The Dubai-based Iranian-American chef Ariana Bundy has done what many chefs and cookbook authors secretly aspire to: star in her own cookery and travel series. The first episode of her eight-part series, called Ariana's Persian Kitchen, debuts Friday, May 8, on Nat Geo People and will be broadcast in Asia, the Middle East and much of Africa. It comes three years after the release of her award-winning cookbook Pomegranates and Roses: My Persian Family Recipes. In her television debut, which is a self-funded project and for which she employed local filmmakers in Iran, Bundy travels and eats her way across the country to rediscover her heritage. Filmed over two years, the result is an intimate glimpse of the people, culture and cuisine of Iran.
What inspired your love of cooking?
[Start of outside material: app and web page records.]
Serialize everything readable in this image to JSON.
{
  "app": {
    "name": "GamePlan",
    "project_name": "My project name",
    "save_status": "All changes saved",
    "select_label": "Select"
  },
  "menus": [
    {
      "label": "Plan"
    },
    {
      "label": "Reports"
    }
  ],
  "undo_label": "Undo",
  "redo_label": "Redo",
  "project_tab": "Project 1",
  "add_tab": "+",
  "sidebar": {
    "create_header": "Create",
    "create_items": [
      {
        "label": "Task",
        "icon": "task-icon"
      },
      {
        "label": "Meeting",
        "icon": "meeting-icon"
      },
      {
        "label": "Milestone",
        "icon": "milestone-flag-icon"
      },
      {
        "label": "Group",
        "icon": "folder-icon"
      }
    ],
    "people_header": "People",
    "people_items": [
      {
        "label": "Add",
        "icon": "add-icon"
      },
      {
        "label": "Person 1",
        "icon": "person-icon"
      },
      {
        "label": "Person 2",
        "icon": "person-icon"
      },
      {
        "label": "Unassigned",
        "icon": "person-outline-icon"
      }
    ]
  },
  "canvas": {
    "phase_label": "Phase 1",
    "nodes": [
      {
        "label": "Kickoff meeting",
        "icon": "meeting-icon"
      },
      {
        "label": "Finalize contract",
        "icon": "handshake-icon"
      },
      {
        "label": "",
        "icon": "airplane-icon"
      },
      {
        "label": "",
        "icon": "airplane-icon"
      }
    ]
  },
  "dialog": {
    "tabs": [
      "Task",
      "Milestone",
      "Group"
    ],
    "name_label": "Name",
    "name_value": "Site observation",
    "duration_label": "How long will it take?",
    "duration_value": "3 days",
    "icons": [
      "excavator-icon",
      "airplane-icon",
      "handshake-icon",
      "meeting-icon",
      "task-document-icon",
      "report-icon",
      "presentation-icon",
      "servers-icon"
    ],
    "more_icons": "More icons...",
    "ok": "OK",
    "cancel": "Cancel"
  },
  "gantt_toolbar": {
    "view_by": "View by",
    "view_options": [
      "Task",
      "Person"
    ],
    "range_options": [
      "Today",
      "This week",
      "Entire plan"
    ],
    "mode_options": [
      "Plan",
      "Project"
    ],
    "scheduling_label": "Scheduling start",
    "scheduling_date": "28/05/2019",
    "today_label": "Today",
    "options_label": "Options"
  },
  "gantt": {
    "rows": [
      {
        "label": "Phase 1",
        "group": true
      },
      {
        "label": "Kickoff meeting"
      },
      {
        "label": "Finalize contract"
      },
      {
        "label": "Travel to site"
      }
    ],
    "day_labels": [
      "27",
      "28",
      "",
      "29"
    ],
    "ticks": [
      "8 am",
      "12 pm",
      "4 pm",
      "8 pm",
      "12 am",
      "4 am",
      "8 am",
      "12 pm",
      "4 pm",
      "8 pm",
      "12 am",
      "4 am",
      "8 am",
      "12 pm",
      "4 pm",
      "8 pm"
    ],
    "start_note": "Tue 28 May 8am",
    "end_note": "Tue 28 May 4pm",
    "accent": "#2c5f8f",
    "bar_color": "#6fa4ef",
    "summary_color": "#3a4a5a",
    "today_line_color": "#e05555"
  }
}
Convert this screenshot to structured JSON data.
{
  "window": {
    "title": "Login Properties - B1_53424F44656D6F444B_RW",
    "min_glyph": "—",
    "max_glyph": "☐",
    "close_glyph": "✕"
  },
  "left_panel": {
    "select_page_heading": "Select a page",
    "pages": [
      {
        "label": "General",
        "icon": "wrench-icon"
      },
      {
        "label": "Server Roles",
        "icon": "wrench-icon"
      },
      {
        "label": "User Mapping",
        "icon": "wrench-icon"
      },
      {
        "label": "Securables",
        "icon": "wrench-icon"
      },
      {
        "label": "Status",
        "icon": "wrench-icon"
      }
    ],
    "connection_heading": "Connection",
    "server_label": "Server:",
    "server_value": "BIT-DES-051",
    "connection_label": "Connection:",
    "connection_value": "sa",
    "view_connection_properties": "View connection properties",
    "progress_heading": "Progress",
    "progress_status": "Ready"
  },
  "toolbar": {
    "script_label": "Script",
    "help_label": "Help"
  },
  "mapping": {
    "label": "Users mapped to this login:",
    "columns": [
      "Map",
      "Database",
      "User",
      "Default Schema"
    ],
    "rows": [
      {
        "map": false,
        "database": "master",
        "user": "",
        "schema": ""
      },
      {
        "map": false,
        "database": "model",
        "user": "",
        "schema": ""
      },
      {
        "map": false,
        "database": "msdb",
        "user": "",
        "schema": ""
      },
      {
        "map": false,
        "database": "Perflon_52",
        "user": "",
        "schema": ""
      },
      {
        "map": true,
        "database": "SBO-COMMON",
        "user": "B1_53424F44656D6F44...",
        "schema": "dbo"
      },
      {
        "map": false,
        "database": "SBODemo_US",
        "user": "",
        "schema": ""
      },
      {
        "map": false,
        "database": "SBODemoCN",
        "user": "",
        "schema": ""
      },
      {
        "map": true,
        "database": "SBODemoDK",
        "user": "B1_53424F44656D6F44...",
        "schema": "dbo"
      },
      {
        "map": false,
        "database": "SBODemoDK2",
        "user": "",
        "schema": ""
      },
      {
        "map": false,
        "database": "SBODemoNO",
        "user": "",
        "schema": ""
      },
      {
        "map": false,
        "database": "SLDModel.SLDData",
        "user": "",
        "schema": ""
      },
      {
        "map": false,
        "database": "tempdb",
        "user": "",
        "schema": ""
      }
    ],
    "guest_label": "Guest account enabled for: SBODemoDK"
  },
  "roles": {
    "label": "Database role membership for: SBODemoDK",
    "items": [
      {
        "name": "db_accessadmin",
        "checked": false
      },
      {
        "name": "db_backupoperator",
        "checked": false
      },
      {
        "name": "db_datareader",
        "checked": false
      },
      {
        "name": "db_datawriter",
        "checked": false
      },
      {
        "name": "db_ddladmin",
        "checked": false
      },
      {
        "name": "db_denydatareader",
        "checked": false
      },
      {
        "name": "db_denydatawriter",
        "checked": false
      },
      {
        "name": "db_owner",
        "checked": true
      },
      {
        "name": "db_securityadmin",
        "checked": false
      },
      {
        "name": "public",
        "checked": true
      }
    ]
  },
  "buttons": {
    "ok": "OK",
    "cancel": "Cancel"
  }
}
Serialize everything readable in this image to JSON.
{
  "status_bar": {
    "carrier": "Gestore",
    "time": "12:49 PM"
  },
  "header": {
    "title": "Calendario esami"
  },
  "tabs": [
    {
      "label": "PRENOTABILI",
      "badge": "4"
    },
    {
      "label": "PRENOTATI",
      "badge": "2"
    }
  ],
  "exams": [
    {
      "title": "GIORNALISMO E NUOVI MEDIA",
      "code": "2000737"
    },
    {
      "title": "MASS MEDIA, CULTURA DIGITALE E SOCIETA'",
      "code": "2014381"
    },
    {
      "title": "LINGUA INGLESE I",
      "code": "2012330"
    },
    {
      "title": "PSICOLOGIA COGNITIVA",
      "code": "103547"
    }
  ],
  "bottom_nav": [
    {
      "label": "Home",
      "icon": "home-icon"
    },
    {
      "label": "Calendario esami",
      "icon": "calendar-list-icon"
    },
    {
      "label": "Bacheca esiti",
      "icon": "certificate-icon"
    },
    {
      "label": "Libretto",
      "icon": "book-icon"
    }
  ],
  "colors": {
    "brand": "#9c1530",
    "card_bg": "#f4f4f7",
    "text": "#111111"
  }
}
My grandparents grew fruits and vegetables and reared sheep on a commercial scale. That’s where my grandfather’s livelihood was from. They owned lots of land, so I basically saw farm-to-table happen in front of my eyes. And my father was a restaurateur. When I finally got into the business, I realised it’s actually in my blood.
How does Iranian food differ from other Middle Eastern cuisine?
It is exotic but quite familiar. You can find all the ingredients at your local store: saffron, turmeric, beans, rice, pulses, vegetables and fruits. There are lots of vibrant herbs, lots of nuts – but very delicate, so no chillies, no overuse of spices. The interesting thing about Iranian food is the play of flavours. You’ve got pomegranates and walnuts or orange, chicken and cinnamon. It’s basic ingredients, but put together in a way that makes it really spectacular.
Why did you want to do a television show on Iranian cuisine?
Cookbooks are fantastic, but I think the visual aspect of this series helps people learn about Iran through its food. I feel like it really brings out the message in a clear, visual way. In the show, we have women cooks, women tour guides, women bloggers, women who are projected in a positive light and actively doing things. There’s a lot of information packed into each episode.
What did it take to put together eight episodes?
We had about 15 people in the crew. A couple of cameramen, a make-up artist, a producer and runners. We’d get on a bus and travel around the country. We did it for two years. I wanted to capture the different seasons. Editing was difficult because I couldn’t find an editor who spoke very good English. It took a very long time to put together. We would spend two weeks in Iran shooting, then leave and go back two months later and do another shoot.
• Catch the world premiere of Ariana’s Persian Kitchen on Nat Geo People on Friday, May 8 at 4.50pm